About this exercise: Please reproduce the data below exactly, from the first line to the last.

Given records:
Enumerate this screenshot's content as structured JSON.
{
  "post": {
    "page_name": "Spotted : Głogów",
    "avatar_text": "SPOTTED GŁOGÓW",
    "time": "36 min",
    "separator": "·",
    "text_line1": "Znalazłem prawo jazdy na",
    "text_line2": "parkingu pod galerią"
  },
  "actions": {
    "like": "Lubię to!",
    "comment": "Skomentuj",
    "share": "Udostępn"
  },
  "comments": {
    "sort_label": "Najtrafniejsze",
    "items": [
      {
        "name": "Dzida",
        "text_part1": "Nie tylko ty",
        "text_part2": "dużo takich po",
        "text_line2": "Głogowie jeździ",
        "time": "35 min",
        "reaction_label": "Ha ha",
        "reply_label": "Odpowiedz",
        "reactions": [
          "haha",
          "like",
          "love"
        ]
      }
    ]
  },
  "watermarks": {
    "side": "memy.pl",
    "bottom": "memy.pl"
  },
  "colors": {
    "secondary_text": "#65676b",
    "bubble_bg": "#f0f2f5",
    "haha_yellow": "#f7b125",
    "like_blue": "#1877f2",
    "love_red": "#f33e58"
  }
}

Output of the task:
Enumerate this screenshot's content as structured JSON.
{
  "post": {
    "page_name": "Spotted : Głogów",
    "avatar_text": "SPOTTED GŁOGÓW",
    "time": "36 min",
    "separator": "·",
    "text_line1": "Znalazłem prawo jazdy na",
    "text_line2": "parkingu pod galerią"
  },
  "actions": {
    "like": "Lubię to!",
    "comment": "Skomentuj",
    "share": "Udostępn"
  },
  "comments": {
    "sort_label": "Najtrafniejsze",
    "items": [
      {
        "name": "Dzida",
        "text_part1": "Nie tylko ty",
        "text_part2": "dużo takich po",
        "text_line2": "Głogowie jeździ",
        "time": "35 min",
        "reaction_label": "Ha ha",
        "reply_label": "Odpowiedz",
        "reactions": [
          "haha",
          "like",
          "love"
        ]
      }
    ]
  },
  "watermarks": {
    "side": "memy.pl",
    "bottom": "memy.pl"
  },
  "colors": {
    "secondary_text": "#65676b",
    "bubble_bg": "#f0f2f5",
    "haha_yellow": "#f7b125",
    "like_blue": "#1877f2",
    "love_red": "#f33e58"
  }
}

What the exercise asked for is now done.